“I was pleased to be able to lend my services in the development of the legal strategy for the initial filing and phases of the opioid lawsuit and to assist in the communication between several state agencies,” Coffee wrote in the letter. “And I am proud to have participated in negotiating the settlement agreements amounting to $335 million in benefits to the state of Oklahoma.”

Purdue Pharma settled with the state in March for $270 million, with about $200 million of that going to an opioid research and treatment program at Oklahoma State University. Teva Pharmaceuticals settled on the eve of trial for $85 million. Neither company admitted wrongdoing.
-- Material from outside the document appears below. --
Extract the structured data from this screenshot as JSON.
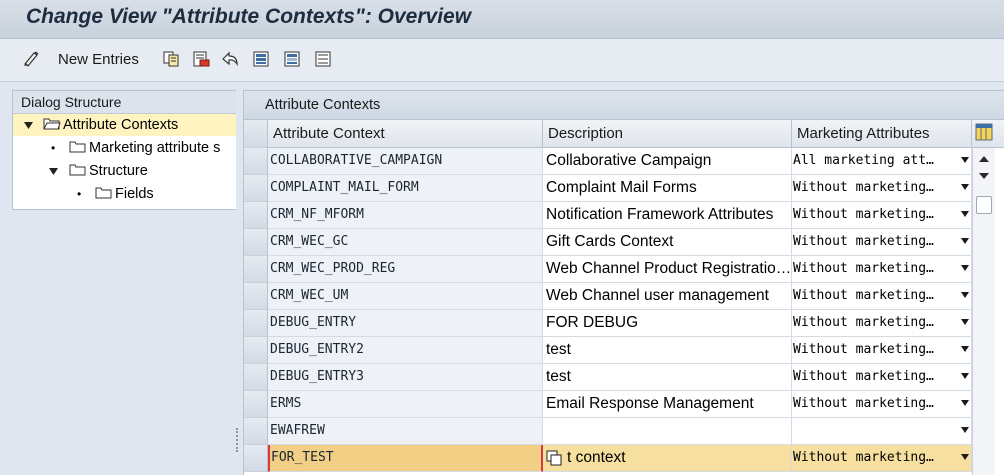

“Glenn’s expert legal knowledge and experience in difficult litigation was invaluable in crafting our case,” Hunter said in a statement Monday. “I also appreciate his leadership and invaluable assistance in our settlement negotiations and getting this important case ready for trial. Glenn is a trusted colleague and I look forward to working with him in the future.”

Under its contract with the state for the opioid litigation, Coffee’s law firm gets 10 percent of any awarded attorney fees. The Texas-based Nix Patterson firm gets 57 percent, while Whitten Burrage gets 33 percent.

Of the $270 million Purdue settlement, Nix Patterson received $31.6 million, Whitten Burrage got $18.3 million and Glen Coffee & Associates got $5.6 million. The details of the Teva settlement have yet to be disclosed, but the opioid contingency contract calls for attorney fees of 15 percent if the total of all settlements is between $200 million and $500 million.

Oklahoma Watch is a nonprofit, tax-exempt, 501(c)(3) corporation whose mission is to produce in-depth and investigative journalism on public-policy and quality-of-life issues facing the state.